The Center for Climate Protection has focused on getting a price on carbon that reflects the actual cost of fossil fuel to our economy and environment, and includes climate dividends. Since 2007 the Center has been educating policy makers, stakeholders and the public with the aim of including climate dividends in California’s implementation of AB32, the Global Warming Solutions Act.

We have attended dozens of hearings, submitted comments, and organized events to educate policymakers about climate dividends.

The CPUC’s adoption of the first climate dividend came about because policy makers were educated. We weren’t the only ones there, but we were an important part of that. We had other victories along the way leading  up to this.

A State-appointed panel of experts, called the Economic and Allocation Advisory Committee (EAAC), studied the best strategy to allocate the revenue raised by the cap & trade program. The EAAC’s January 10th, 2010 report  recommended that the largest share – roughly 75% of allowance value – should be returned to California households. According to EAAC figures, this dividend translates to $388 in 2012 for a family of four, rising to $1,036 by 2020, adding a total of $7,004 to family incomes over the 8 year period. The Center for Climate Protection continues to reach out to lawmakers to incorporate this recommendation into future legislation. If we are successful, it will be a huge victory for California’s economy and the environment!

The Center for Climate Protection also promotes climate dividends at the national level. Congress is currently considering the Healthy Climate and Family Security Act, sponsored by Representative Van Hollen. The bill currently has 27 supporters, but the fight will continue to ensure that a portion of the revenues raised by a carbon price are returned to households.
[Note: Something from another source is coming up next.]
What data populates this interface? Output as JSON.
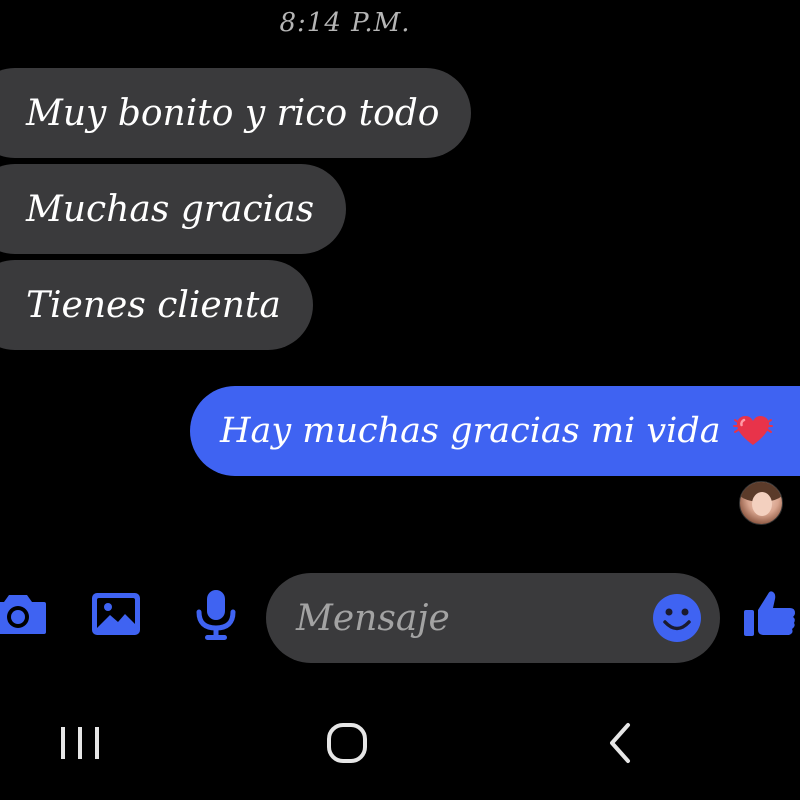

Harvard Professor Theda Skocpol’s essay on Scholars Strategy Network August 2013 explains “Why Now is the Time to Build a Broad Citizen Movement for Green Energy Dividends”.

By donating your climate credit to The Center for Climate Protection, you are helping pave the way to more Americans to receive climate credits and moving us toward a sustainable future. Donate now>


More resources:

Mike Sandler in Huffington Post Green 7-29-15: Five Ways to Improve California’s Cap and Trade System

Barry Vesser and Mike Sandler in Santa Rosa Press Democrat 2-13-13: Cap and Trade Funds On Way

Mike Sandler in Huffington Post Green 12-5-12: The Birth of Carbon Pricing and Delivering California’s First ‘Climate Dividend’

Alex Jackson at NRDC 12-20-13: California PUC Approves First-of-its-Kind “Climate Dividend” for California Households

AOL Energy Blog 1-9-13: California Ratepayers to Receive Cap-and-Trade Dividend

San Francisco Chronicle 11-16-12: Cap and trade may be plum for homeowners

Mike Sandler in Huffington Post Green 5-30-12: Climate Dividends: California’s Chance to Change Hearts and Minds

James K.Boyce & Matthew Riddle., CLEAR Economics,  UMass Amherst, March 2010

Peter Barnes, Americans for Equitable Climate Solutions and Corporation for Enterprise Development, “Sky Trust Initiative: Economy-Wide Proposal to Reduce U.S. Carbon Emissions”